DESCRIPTION OF THE TASK. When you have gone through the records, report how many lines include "icon", giving the number and nothing more.

Dataset rows for apps and sites:
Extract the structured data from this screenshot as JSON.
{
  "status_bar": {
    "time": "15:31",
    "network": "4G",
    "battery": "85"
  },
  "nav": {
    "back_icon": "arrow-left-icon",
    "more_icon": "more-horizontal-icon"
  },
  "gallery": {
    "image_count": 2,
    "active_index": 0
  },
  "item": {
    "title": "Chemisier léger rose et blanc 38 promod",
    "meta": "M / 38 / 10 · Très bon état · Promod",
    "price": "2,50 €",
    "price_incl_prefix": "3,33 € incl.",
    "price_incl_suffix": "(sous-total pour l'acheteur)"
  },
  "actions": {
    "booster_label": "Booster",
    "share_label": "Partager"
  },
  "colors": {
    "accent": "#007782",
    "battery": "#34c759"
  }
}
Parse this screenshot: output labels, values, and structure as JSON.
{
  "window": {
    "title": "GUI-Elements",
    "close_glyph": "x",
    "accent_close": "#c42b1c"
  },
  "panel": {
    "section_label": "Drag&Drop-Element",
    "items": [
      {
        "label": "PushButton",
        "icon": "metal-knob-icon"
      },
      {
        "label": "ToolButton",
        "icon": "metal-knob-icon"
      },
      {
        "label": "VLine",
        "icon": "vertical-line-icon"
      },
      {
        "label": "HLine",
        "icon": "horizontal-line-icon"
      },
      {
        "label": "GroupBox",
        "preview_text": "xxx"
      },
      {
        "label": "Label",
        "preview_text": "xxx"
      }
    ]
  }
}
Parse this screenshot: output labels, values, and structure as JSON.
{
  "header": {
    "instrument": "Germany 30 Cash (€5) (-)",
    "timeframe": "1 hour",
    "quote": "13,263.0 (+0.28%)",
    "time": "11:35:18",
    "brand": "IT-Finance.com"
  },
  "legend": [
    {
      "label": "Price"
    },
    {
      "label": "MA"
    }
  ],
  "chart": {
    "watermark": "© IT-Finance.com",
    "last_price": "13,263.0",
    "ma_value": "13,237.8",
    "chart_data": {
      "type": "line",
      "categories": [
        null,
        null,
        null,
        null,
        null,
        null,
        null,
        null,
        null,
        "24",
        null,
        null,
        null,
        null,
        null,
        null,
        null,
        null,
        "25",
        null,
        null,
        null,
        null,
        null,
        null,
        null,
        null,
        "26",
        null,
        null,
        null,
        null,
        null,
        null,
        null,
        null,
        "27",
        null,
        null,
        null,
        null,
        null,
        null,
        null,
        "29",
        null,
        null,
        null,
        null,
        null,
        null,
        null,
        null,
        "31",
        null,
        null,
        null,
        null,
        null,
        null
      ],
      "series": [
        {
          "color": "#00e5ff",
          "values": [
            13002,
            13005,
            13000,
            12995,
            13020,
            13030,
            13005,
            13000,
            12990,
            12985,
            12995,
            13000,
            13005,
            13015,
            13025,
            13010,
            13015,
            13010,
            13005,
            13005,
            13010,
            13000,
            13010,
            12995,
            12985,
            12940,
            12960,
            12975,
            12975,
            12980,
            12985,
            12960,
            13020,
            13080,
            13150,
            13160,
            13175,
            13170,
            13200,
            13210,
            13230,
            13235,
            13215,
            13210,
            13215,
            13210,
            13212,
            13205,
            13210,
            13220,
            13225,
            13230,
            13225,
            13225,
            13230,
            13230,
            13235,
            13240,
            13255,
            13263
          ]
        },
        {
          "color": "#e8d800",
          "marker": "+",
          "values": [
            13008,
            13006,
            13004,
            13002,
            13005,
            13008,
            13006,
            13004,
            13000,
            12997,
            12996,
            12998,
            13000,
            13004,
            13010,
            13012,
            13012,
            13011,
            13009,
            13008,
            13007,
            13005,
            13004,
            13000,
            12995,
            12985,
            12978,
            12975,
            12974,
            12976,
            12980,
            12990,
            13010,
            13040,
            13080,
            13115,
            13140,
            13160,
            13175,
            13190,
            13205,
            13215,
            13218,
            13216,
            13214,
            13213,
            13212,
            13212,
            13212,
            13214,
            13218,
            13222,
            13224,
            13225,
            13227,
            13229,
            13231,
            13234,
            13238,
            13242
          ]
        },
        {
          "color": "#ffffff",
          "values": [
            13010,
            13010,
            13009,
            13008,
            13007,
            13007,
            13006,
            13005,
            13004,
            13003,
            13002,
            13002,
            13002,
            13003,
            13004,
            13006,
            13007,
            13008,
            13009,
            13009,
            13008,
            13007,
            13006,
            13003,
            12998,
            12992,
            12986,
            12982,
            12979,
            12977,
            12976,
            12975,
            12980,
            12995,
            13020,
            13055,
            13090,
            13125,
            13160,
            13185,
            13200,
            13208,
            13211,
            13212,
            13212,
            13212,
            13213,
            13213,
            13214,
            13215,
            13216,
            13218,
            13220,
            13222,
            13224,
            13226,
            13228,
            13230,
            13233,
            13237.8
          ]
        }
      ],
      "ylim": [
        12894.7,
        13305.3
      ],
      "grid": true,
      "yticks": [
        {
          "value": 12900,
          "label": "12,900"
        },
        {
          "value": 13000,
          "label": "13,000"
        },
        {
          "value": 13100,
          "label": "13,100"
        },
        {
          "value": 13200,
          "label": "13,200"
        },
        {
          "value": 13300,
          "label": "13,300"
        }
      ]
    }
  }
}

ANSWER SPACE. 6